Any trade names
Principal business address
State, tribal, or foreign jurisdiction of formation
Taxpayer Identification Number (TIN) – This can be an Employer Identification Number (EIN), Individual Taxpayer Identification Number (ITIN), or Social Security number (SSN)
They would then report these four pieces of information about each of the beneficial owners:
Full legal name
Any “doing business as” (DBA) name
Unique identifying number and issuing jurisdiction from an acceptable identification document (and the image of such document). An example might be a driver’s license number and an image of the license.
If an individual provides their four pieces of information to FinCEN directly, the individual may obtain a “FinCEN identifier,” which can then be provided to FinCEN on a BOI report in lieu of the required information about the individual.
A “FinCEN identifier” is a unique identifying number that FinCEN will issue to an individual or reporting company upon request after the individual or reporting company provides certain information to FinCEN. An individual or reporting company may only receive one FinCEN identifier.
When an individual who is a beneficial owner or company applicant has obtained a FinCEN identifier, reporting companies may report the FinCEN identifier of that individual in the place of that individual’s otherwise required personal information on a beneficial ownership information report.
An individual or reporting company is not required to obtain a FinCEN identifier.
Company Applicant Reporting Requirement
In addition to reporting company ownership information, companies created after January 1, 2024, will need to submit the same four pieces of information for the “company applicants.” The term company applicant is defined as:
An individual who directly files the document that creates the entity, or in the case of a foreign reporting company, the document that first registers the entity to do business in the United States.
An individual who’s primarily responsible for directing or controlling the filing of the relevant document by another.
Companies that were already in existence or registered before January 1, 2024, won’t have to file reports for company applicants.
This means a ZenBusiness employee who completes your filing is the Company Applicant. ZenBusiness will be providing that employee’s FIN to you so you can complete your report.
What will it cost?
There are no costs associated with filing directly with FinCEN. If you opt to use a third party service to filing your report, that third party will indicate the cost of its service.
Who will have access to the data?

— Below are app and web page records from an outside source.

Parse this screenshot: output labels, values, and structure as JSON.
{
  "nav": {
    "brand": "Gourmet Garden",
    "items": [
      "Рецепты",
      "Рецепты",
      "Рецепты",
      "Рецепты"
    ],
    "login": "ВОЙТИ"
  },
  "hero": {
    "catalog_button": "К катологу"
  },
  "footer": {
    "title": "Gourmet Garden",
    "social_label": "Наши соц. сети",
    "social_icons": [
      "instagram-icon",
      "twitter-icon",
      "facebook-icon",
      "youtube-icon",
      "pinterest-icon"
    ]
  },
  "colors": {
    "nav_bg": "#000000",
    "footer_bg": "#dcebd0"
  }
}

FinCEN is developing a secure, non-public database called the Beneficial Ownership Secure System (BOSS) to receive and store BOI data. To maintain security and confidentiality, there’ll be limitations on who can obtain the data and for what purposes. As an example, the Federal Register notes, “Federal agencies…may only obtain access to BOI when it will be used in furtherance of a national security, intelligence, or law enforcement activity.”
When do companies have to submit BOI reports?

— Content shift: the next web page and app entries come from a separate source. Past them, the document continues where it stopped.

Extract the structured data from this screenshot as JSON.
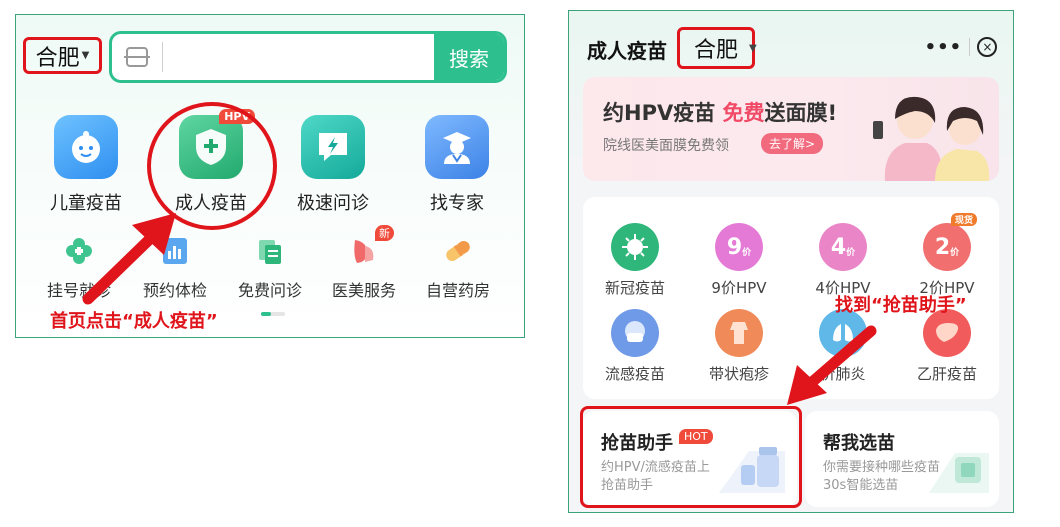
{
  "left_panel": {
    "city": "合肥",
    "search_button": "搜索",
    "main_icons": [
      {
        "label": "儿童疫苗",
        "icon": "baby-face-icon",
        "badge": ""
      },
      {
        "label": "成人疫苗",
        "icon": "shield-plus-icon",
        "badge": "HPV"
      },
      {
        "label": "极速问诊",
        "icon": "chat-lightning-icon",
        "badge": ""
      },
      {
        "label": "找专家",
        "icon": "doctor-icon",
        "badge": ""
      }
    ],
    "small_icons": [
      {
        "label": "挂号就诊",
        "icon": "clover-icon",
        "badge": ""
      },
      {
        "label": "预约体检",
        "icon": "report-chart-icon",
        "badge": ""
      },
      {
        "label": "免费问诊",
        "icon": "stacked-docs-icon",
        "badge": ""
      },
      {
        "label": "医美服务",
        "icon": "beauty-face-icon",
        "badge": "新"
      },
      {
        "label": "自营药房",
        "icon": "pill-icon",
        "badge": ""
      }
    ],
    "instruction": "首页点击“成人疫苗”"
  },
  "right_panel": {
    "title": "成人疫苗",
    "city": "合肥",
    "banner": {
      "title_pre": "约HPV疫苗 ",
      "title_highlight": "免费",
      "title_post": "送面膜!",
      "subtitle": "院线医美面膜免费领",
      "button": "去了解>"
    },
    "vaccines": [
      {
        "label": "新冠疫苗",
        "icon": "virus-icon",
        "digit": "",
        "unit": "",
        "badge": "",
        "color": "#2fb67a"
      },
      {
        "label": "9价HPV",
        "icon": "hpv-9-icon",
        "digit": "9",
        "unit": "价",
        "badge": "",
        "color": "#e57ad6"
      },
      {
        "label": "4价HPV",
        "icon": "hpv-4-icon",
        "digit": "4",
        "unit": "价",
        "badge": "",
        "color": "#ea86c8"
      },
      {
        "label": "2价HPV",
        "icon": "hpv-2-icon",
        "digit": "2",
        "unit": "价",
        "badge": "现货",
        "color": "#f16f6f"
      },
      {
        "label": "流感疫苗",
        "icon": "mask-face-icon",
        "digit": "",
        "unit": "",
        "badge": "",
        "color": "#6f9ae8"
      },
      {
        "label": "带状疱疹",
        "icon": "body-icon",
        "digit": "",
        "unit": "",
        "badge": "",
        "color": "#f08a58"
      },
      {
        "label": "价肺炎",
        "icon": "lungs-icon",
        "digit": "",
        "unit": "",
        "badge": "",
        "color": "#5fb8e8"
      },
      {
        "label": "乙肝疫苗",
        "icon": "liver-icon",
        "digit": "",
        "unit": "",
        "badge": "",
        "color": "#f25b5b"
      }
    ],
    "instruction": "找到“抢苗助手”",
    "cards": [
      {
        "title": "抢苗助手",
        "badge": "HOT",
        "sub": "约HPV/流感疫苗上抢苗助手"
      },
      {
        "title": "帮我选苗",
        "badge": "",
        "sub": "你需要接种哪些疫苗30s智能选苗"
      }
    ]
  },
  "colors": {
    "accent": "#2dbf8e",
    "annotation": "#e0151b",
    "hot": "#f04a3a"
  }
}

The regulations go into effect on January 1, 2024. Companies that were created or registered before January 1, 2024, will have one year (until January 1, 2025) to file their initial reports. Companies created or registered after January 1, 2024, will have 90 days after creation or registration to file their initial reports.

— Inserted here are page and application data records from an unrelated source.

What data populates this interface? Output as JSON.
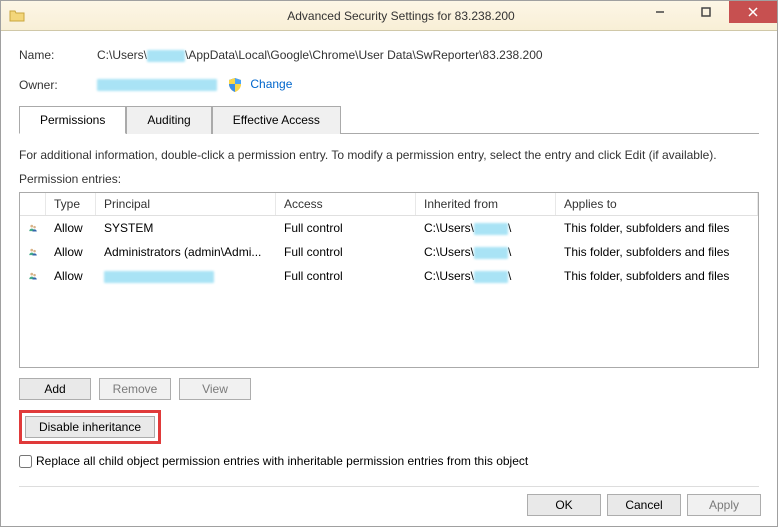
{
  "title": "Advanced Security Settings for 83.238.200",
  "labels": {
    "name": "Name:",
    "owner": "Owner:",
    "change": "Change",
    "info": "For additional information, double-click a permission entry. To modify a permission entry, select the entry and click Edit (if available).",
    "entries": "Permission entries:",
    "add": "Add",
    "remove": "Remove",
    "view": "View",
    "disable_inh": "Disable inheritance",
    "replace": "Replace all child object permission entries with inheritable permission entries from this object",
    "ok": "OK",
    "cancel": "Cancel",
    "apply": "Apply"
  },
  "path_prefix": "C:\\Users\\",
  "path_suffix": "\\AppData\\Local\\Google\\Chrome\\User Data\\SwReporter\\83.238.200",
  "tabs": [
    {
      "label": "Permissions",
      "active": true
    },
    {
      "label": "Auditing",
      "active": false
    },
    {
      "label": "Effective Access",
      "active": false
    }
  ],
  "columns": {
    "type": "Type",
    "principal": "Principal",
    "access": "Access",
    "inherited": "Inherited from",
    "applies": "Applies to"
  },
  "entries": [
    {
      "type": "Allow",
      "principal": "SYSTEM",
      "principal_redacted": false,
      "access": "Full control",
      "inh_prefix": "C:\\Users\\",
      "applies": "This folder, subfolders and files"
    },
    {
      "type": "Allow",
      "principal": "Administrators (admin\\Admi...",
      "principal_redacted": false,
      "access": "Full control",
      "inh_prefix": "C:\\Users\\",
      "applies": "This folder, subfolders and files"
    },
    {
      "type": "Allow",
      "principal": "",
      "principal_redacted": true,
      "access": "Full control",
      "inh_prefix": "C:\\Users\\",
      "applies": "This folder, subfolders and files"
    }
  ]
}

If there’s a change in beneficial owner information after the initial report is filed, a company will have to file an update within 30 days of the change.
Information on the specific procedures to submit BOI reports will be issued before the effective date of the legislation.
Where can I find the form to report?
The form to report beneficial ownership information is not yet available. Once available, information about the form will be posted on FinCEN’s beneficial ownership information webpage.
FinCEN BOI homepage: https://www.fincen.gov/boi
BOI Compliance Guide: https://www.fincen.gov/sites/default/files/shared/BOI_Small_Compliance_Guide_FINAL_Sept_508C.pdf
FinCEN FAQ: https://www.fincen.gov/boi-faqs#M_3
Disclaimer: The content on this page is for informational purposes only, and does not constitute legal, tax, or accounting advice. If you have specific questions about any of these topics, seek the counsel of a licensed professional.